Peter Handscomb is on the outer.
Peter Handscomb is on the outer.

Handscomb 'gone in the head’, says Slater

MICHAEL Slater says Peter Handscomb should be dropped because he is "gone in the head".

It comes as the former Aussie Test opener exposed the naive logic selectors are reportedly using to axe the Victorian batsman in favour of re-called allrounder Mitchell Marsh.

Slater on Tuesday said Handscomb has let public criticism of his unusual technique eat away at him since the start of the Ashes series.

The 26-year-old survived a key final hour of play while facing James Anderson under lights in Adelaide, but looked all over the place against the moving ball.

His limited returns of 14, 36 and 12 have been highly publicised because of the awkwardness of his unique technique, leading to reports selectors are set to make the tough call to drop him for the Third Test in Perth, beginning Thursday.

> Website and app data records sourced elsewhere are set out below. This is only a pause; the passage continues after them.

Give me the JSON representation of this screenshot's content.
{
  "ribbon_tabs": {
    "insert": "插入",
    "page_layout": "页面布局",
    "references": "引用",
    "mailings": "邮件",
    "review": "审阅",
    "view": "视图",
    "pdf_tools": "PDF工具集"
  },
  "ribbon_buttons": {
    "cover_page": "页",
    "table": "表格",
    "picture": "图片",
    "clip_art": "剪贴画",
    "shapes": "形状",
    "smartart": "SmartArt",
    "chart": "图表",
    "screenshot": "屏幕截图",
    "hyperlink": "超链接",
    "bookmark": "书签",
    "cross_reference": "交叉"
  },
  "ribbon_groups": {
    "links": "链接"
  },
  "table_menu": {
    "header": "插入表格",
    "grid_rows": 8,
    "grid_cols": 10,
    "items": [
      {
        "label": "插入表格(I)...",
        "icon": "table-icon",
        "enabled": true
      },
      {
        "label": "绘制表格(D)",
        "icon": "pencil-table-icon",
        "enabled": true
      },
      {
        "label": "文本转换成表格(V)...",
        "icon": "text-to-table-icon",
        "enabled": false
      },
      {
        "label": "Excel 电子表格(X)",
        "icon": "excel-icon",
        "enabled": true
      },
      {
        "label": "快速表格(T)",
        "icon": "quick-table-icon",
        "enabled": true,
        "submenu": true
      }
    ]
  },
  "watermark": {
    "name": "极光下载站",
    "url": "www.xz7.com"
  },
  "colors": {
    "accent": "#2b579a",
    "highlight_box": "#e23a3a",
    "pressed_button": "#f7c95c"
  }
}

Slater said it's the right move simply because Handscomb is out of form and the No. 5 batsman's problem's are too significant for him to try and correct them on the run in the middle of an Ashes series.

"My personal feeling is that he's gone in the head," Slater told Sky Sports Radio.

"All the pulling apart of his technique is valid in the commentary box and they're doing the same on the radio, it all gets back to the player.

"They can't avoid it. If they don't hear it their mum or dad or their brother or sister hears it or they're friend says, 'Gee they're ripping into you, I don't know why mate, you've had a couple of bad innings'. And he says, 'It doesn't bother me'. But it's in his head and as soon as you doubt yourself, and I think he's doubting himself, then that's enough for me. They've got the form player (Marsh) there."

Peter Handscomb is the victim of an awkward technique.
Peter Handscomb is the victim of an awkward technique.

It comes after Aussie legend Shane Warne also called for Handscomb to be dropped in order to work on his fundamental flaws.

He said the factor that compounds Handscomb's predicament is that he will not get an opportunity to try and experiment with alterations to his technique at the crease until February, when the Sheffield Shield season resumes after the Big Bash.

He said the simple change Handscomb can make immediately to try and save his Test position is to not bat so deep in his crease where he is more susceptible to English bowlers attacking his stumps and trapping him in front.

"It's whether they think he is gone in the head, Handscomb," Slater said.

"If that is the case it's all about the demeanour and his demeanour on the field in Adelaide was one of getting in the face of the Poms and sledging and having a crack, which only indicated to me that he's struggling.

"That was his way of saying, 'I'm on top of it. I'm going to give as good as I got'. That's a sign that there is something going on. If he is doubting his technique and I don't know that he'd be saying that to anyone, then I would replace him, but a winning side is a winning side.

"There are people watching at home seeing what is going on with his technique and how strange it is. The advice you give him is, 'If you don't want to change anything, move from being so far back to having your back foot on the popping crease and then straight away you're eliminating the chance of the LBW'.

Peter Handscomb and Joe Root got chirpy.
Peter Handscomb and Joe Root got chirpy.


"As vulnerable as you are when you're sitting so far back, that would be the only thing. It's very hard to change technique halfway through a season. It's very hard to change technically when you're the age that you are and it's all sort of muscle memory and everything, but he has to. I believe he has to if he wants a long term future."

Despite his belief Australia is better off returning to Marsh at the Waca, Slater also rubbished the logic Aussie selectors are reportedly using to make a decision between Marsh and Handscomb.

A lifeless Waca deck is expected to increase the workload on Australia's pace attack in Perth, however, early reports suggest the green-top wicket could show some traditional bounce and carry not seen at the iconic fast-bowling venue in many years.

Aussie coach Darren Lehmann has said the call between Handscomb and Marsh will be decided by the pitch.

Slater said a deck that shows more bounce than recent Tests in Perth would actually play to Handscomb's strengths where he feels most comfortable playing off his back foot.

"They're saying it'll come down to the pitch conditions," he said.

"We know what we get over there. We get a flat deck and we'll see hundred after hundred.

"Forget this theory that it's quick and bouncy. That went 15 years ago. But if it is bouncing a little bit, let's just say that it has a little bit of carry there, then it actually suits Handscomb because he plays off the back foot and that's his favourite shot.

"He's still going to be able to bang them on the off side off the back foot. I think it suits his game, yet they're saying if it does have carry then Mitchell Marsh is the man. I don't quite understand why there is this sort of talk because Handscomb is going to be better suited to a pitch that carries."